For Open Science, but up a different path
On common goals, natural alliances and short-term compromises.
Reposted from Medium.
Some thirty years ago Tim Berners-Lee invented the World Wide Web – and he did so, to a large extent, for society to share scientific knowledge much more freely and effectively, without artificial boundaries in between disciplines and geographies. However, we seem to be only marginally closer to that goal today than we were back in 1989.
I have been deeply involved in the Open Data and Open Government movements since 2009. Through this neighboring activism, together with deep personal experience in a case of much needed access to specific medical knowledge, I have been a staunch supporter of the Open Science agenda for a good number of years now.
But what does that mean? Per its Wikipedia article, Open Science is “the movement to make scientific research, data and dissemination accessible to all levels of an inquiring society, amateur or professional.” That definition raises a number of questions. Here go a few:
(1) Are actions directed at improving access only for some members of society (and not all) compatible with Open Science practices? Can partial improvements ‘redeem’ themselves via wider accessibility goals over a longer timeframe?
(2) Are all actions towards making research, data and dissemination more accessible congruent or necessarily compatible with each other? What if a research team publishes the research article, but not the data? Does that count as Open Science?
(3) What about derivative works? Do those need to be equally accessible for an initiative to qualify as aligned with Open Science?
When dealing with broad base, largely decentralized movements, like Open Science, there rarely is anyone at the other end offering a clear-cut response to this sort of questions. Here I try to offer some reflections in connection with Project Aiur.
When we launched Iris.ai back in 2015, with the stated ambition of building the world’s first AI-driven science assistant, we saw ourselves diving quite nicely into the broad movement demanding more openness around scientific knowledge. Almost three years and four full product releases later, today we can proudly say that we have provided new open tools to power more effective contextual scientific discovery for any user of scientific research world-wide – and we, bien sur, publish our own scientific research Open Access.
With Project Aiur, we now have the goal of creating an open, community-governed AI Engine for Knowledge Validation. In the brave new world we envision, any knowledge seeker should be able to input a scientific text, be it an existing research paper or a self-written problem statement, and query the system, Aiur, to get a number of related outputs, including a validation of the input’s hypotheses and building blocks against all of the world’s existing science.

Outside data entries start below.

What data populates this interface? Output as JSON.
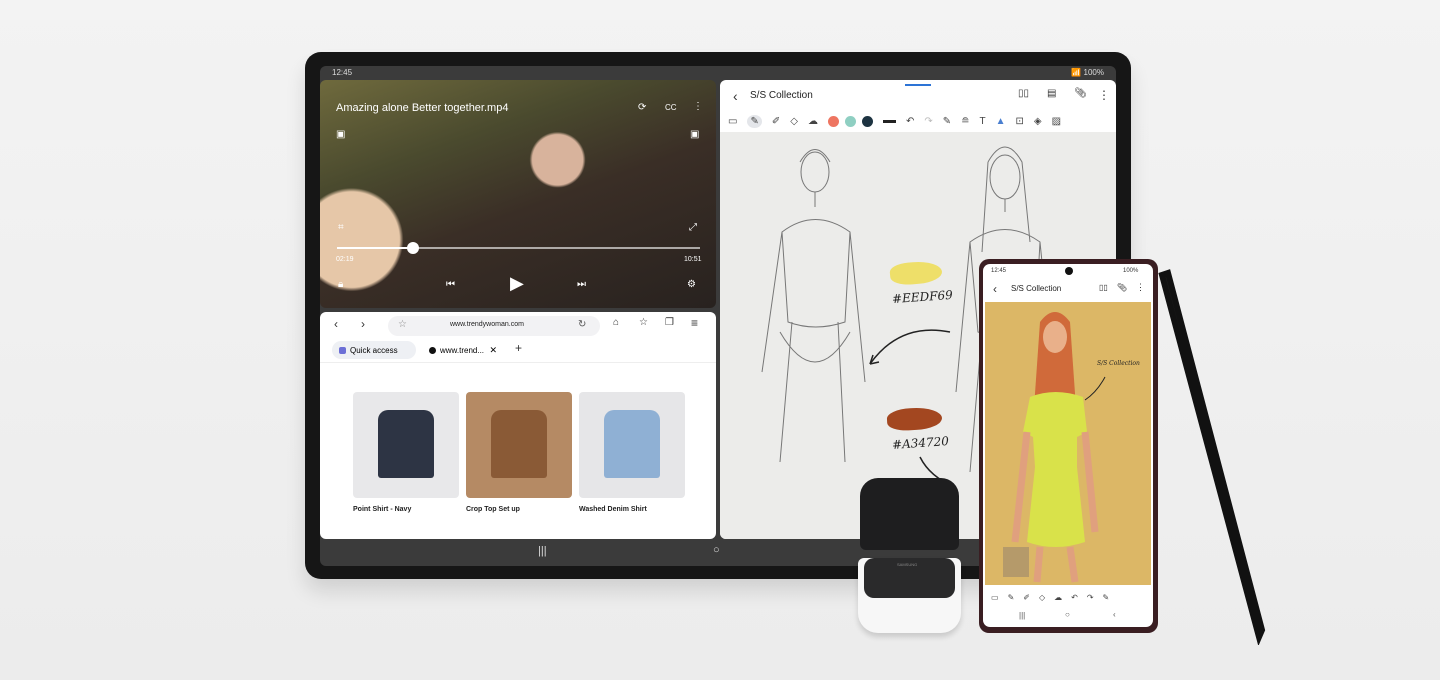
{
  "tablet": {
    "status": {
      "time": "12:45",
      "battery": "100%"
    },
    "video": {
      "title": "Amazing alone Better together.mp4",
      "cc_label": "CC",
      "elapsed": "02:19",
      "duration": "10:51",
      "progress_percent": 21
    },
    "browser": {
      "url": "www.trendywoman.com",
      "tabs": [
        {
          "label": "Quick access"
        },
        {
          "label": "www.trend..."
        }
      ],
      "products": [
        {
          "name": "Point Shirt - Navy",
          "color": "#2d3444",
          "bg": "#e8e8ea"
        },
        {
          "name": "Crop Top Set up",
          "color": "#8a5a36",
          "bg": "#b58a64"
        },
        {
          "name": "Washed Denim Shirt",
          "color": "#8fb0d4",
          "bg": "#e6e6e8"
        }
      ]
    },
    "notes": {
      "title": "S/S Collection",
      "pen_colors": [
        "#ee7561",
        "#8fcfc2",
        "#1d3341"
      ],
      "swatches": [
        {
          "label": "#EEDF69",
          "color": "#EEDF69"
        },
        {
          "label": "#A34720",
          "color": "#A34720"
        }
      ]
    }
  },
  "phone": {
    "time": "12:45",
    "battery": "100%",
    "notes_title": "S/S Collection",
    "annotation": "S/S Collection",
    "paper_color": "#dcb766",
    "dress_color": "#d9e24a"
  },
  "earbuds": {
    "brand": "SAMSUNG"
  }
}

Bearing that in mind, we believe our project’s goals are fundamentally aligned with the Open Science agenda. But, going back to the questions above, there can be friction too. Can a new ecosystem be built, establishing an entire rethought set of economic incentives, with universal access granted to all knowledge for everyone at once?
We believe blockchain technology has immense potential to drive true industry and status quo disruption. In contrast with other more gradual approaches limited to the incremental adoption of gold or green open access standards, blockchain developments, such as the ones we propose with Project Aiur, can redesign an entire ecosystem at remarkable speed, creating better aligned incentives for all system participants. But not everything can be achieved simultaneously.
And herein lies the potential tension. Blockchain-based initiatives are dependent on the definition of new user communities for their success. And whilst these new communities might boast universal growth ambitions, community membership must, by definition, not encompass the population at launch. Does that equate to parting ways with the Open Science movement? We believe not.
Also, importantly, can new initiatives only aspire to being subsidized through public funding mechanisms, including indirect taxation-based ones, or, on the contrary, should they experiment creating new economic and user payment models aimed at attaining system sustainability? We are of the latter opinion, and we fail to see a wedge between our initiative and the broad Open Science movement here either.
In our view, via its explicit theory of change, Project Aiur is fundamentally aligned with Open Science advocacy. And this alignment should result in natural alliances cemented with other ecosystem actors around a common vision and shared long-term goals. We aim to bypass what we see as naïve, maximalist restrictions curtailing our project’s ambition to help generate better, more ubiquitous science.
With that said, we look forward to working together with the Open Science movement side-by-side to achieve a world where the research community generates better, more ubiquitous science. That is indeed the very reason why we exist!